“We know that when it comes to community sport, with the closures that have been in place to keep the community safe, that many sporting organisations have gone through a very challenging time,” NSW premier Dominic Perrottet said.



NSW Covid update details

Morning all, Ben Doherty here for the next little while. I hope these words find you well, wherever you may be. My thanks to magnificent Cait Kelly for her expert stewardship thus far.

My colleague Zena Chamas has been following the NSW presser, and has some more details.

Here’s more about the Covid situation in NSW:

There are 469 hospitalisations from Covid-19 and 123 people in ICU.

There were 64,118 tests conducted in the reporting period.

In the 24-hour reporting period to 8pm last night:

– 92.8% of people aged 16+ have had one dose of a Covid-19 vaccine

– 83.7% of people aged 16+ have had two doses of a Covid-19 vaccine

– 64,118 tests were conducted



I am going to hand you over to my colleague Ben Doherty now, whose steady news sense and fast fingers will guide you through the next little bit of the morning.


Perrottet on housing affordability:

“We should look at everything. Put everything on the table. Because this is not just a challenge for today, it’s a challenge for generations to come.

“We always want to be where we provide greater opportunity and prosperity for generations, that are coming after us.

“If we don’t tackle the big issues of the day and look at the reform issues it will be a bigger challenge.”

… right.


Perrottet has just been asked about housing affordability.

He says “ideas should be embraced” and that we should “put everything on the table” and look at “reform options”.

What that all means exactly for house prices, or first home buyers is anyone’s guess.


Perrottet says he has heard from businesses that they do not have enough staff.

“The feedback I’ve received over the last week – industries up 200% and staff down 50%,” he said.

“That is a real challenge facing the hospitality sector in New South Wales. And we’ll continue the discussions with the federal government.”

He says he is talking to the federal government about changing how many hours someone can legally work.

“We’ve raised that with the federal government. They made changes when it was an issue towards the end of last year.

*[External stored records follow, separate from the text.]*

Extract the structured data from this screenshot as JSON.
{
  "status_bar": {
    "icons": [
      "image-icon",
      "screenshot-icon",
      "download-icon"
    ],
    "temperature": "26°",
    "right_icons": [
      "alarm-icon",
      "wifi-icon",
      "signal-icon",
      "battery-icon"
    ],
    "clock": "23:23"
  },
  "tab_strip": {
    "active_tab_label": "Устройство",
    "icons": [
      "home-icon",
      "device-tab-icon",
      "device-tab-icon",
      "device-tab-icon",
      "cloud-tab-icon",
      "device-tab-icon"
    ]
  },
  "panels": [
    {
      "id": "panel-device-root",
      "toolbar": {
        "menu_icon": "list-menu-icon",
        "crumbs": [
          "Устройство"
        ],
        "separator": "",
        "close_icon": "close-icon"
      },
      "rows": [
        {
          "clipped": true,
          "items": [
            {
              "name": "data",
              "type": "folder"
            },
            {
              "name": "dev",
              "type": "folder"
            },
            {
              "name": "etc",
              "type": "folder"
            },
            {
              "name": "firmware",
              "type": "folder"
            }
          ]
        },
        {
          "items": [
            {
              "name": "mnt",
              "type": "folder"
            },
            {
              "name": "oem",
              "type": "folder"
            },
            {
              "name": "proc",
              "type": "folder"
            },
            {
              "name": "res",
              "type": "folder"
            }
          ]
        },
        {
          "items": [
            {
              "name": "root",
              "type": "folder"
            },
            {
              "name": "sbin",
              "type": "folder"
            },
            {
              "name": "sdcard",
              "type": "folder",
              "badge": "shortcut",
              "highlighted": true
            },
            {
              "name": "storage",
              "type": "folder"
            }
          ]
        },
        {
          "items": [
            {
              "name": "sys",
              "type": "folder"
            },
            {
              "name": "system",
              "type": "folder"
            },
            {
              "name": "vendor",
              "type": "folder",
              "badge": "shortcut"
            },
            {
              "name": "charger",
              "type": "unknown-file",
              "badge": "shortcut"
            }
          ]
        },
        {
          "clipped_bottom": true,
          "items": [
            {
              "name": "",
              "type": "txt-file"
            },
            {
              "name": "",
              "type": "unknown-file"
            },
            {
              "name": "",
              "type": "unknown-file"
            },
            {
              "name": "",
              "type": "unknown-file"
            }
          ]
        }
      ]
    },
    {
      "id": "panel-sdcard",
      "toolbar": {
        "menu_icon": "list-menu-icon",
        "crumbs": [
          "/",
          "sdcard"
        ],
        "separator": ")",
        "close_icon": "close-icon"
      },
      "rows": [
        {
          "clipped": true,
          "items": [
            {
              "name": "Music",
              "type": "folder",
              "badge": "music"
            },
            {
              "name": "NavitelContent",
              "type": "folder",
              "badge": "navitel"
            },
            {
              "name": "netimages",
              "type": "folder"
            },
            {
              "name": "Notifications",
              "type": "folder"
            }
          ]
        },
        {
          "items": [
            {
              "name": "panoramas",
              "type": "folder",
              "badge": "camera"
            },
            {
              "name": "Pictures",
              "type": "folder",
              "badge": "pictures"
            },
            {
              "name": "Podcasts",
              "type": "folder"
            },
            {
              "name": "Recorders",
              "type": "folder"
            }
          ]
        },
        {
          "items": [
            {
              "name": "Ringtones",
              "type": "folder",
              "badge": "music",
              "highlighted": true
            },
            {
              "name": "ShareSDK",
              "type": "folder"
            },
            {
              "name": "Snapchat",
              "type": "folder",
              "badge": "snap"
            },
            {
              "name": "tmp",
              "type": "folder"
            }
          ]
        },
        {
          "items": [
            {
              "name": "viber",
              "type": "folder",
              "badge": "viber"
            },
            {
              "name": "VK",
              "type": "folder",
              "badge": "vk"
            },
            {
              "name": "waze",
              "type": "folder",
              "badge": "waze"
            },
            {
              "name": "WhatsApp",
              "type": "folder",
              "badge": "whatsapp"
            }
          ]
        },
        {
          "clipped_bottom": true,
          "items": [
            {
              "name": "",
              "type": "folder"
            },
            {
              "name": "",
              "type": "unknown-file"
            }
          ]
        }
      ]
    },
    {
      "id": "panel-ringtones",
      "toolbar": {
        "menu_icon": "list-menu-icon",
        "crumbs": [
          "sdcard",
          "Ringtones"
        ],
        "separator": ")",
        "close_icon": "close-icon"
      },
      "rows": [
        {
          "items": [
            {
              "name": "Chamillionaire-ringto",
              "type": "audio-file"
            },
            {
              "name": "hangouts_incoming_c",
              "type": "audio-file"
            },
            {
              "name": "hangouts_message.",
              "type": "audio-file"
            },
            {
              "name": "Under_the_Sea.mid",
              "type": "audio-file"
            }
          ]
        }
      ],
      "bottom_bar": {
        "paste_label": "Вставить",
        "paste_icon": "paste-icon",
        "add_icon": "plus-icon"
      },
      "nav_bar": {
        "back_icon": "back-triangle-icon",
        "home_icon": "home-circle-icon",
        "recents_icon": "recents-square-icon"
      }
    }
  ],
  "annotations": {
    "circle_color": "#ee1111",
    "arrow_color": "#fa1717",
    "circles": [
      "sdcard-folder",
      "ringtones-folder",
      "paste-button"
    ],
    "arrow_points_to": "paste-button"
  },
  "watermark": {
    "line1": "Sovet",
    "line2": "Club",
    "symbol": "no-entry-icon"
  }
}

“We’ll look towards potentially making some changes there again. But there’s no doubt, this is going to be a challenge for New South Wales and our businesses going forward.”